### Task directions
When a line of the entries contains the word "Anbei", report that line.

### Saved entries
▼▼▼
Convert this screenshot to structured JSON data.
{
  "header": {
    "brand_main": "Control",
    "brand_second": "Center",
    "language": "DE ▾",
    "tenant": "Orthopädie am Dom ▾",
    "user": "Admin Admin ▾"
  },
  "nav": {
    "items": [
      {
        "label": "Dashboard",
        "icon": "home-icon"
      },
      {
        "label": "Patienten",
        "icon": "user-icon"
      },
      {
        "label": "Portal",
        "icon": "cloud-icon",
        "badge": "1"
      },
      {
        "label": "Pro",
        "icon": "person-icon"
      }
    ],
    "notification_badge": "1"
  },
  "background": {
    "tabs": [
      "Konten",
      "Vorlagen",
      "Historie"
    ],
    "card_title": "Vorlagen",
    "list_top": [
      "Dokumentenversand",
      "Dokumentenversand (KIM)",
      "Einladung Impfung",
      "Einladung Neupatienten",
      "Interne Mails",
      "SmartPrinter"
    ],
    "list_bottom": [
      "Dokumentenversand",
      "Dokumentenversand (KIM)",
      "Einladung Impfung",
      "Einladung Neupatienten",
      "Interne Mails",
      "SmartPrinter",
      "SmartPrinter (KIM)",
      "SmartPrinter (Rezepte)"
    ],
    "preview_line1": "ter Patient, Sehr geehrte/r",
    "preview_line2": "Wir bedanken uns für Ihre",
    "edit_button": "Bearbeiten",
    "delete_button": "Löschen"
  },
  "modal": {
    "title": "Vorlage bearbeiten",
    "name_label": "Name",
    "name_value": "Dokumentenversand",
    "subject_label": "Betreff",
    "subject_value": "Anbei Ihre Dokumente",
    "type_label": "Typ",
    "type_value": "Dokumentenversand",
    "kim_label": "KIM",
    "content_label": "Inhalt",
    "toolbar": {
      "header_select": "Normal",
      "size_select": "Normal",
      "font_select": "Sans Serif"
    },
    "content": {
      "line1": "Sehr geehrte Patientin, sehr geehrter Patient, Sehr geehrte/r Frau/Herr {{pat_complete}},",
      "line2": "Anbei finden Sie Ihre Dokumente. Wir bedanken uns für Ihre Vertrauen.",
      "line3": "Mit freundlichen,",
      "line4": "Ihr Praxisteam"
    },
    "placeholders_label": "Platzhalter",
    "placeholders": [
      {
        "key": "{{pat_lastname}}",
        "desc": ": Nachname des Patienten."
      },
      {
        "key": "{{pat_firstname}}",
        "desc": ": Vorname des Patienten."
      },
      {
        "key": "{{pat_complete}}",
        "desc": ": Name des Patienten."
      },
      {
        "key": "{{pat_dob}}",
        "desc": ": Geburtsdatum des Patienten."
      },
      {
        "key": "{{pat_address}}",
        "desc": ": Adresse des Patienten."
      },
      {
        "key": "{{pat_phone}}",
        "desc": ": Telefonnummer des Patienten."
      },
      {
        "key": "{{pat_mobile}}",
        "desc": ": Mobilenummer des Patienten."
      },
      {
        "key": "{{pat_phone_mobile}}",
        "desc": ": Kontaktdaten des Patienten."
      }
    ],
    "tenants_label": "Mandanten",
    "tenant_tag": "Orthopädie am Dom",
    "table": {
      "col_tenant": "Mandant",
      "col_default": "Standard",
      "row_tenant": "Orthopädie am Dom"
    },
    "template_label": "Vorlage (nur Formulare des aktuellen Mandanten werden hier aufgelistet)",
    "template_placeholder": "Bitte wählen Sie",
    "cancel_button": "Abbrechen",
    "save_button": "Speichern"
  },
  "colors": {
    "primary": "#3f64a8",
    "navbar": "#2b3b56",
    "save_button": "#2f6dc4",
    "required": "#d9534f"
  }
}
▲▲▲
### Answer space
    "subject_value": "Anbei Ihre Dokumente",
      "line2": "Anbei finden Sie Ihre Dokumente. Wir bedanken uns für Ihre Vertrauen.",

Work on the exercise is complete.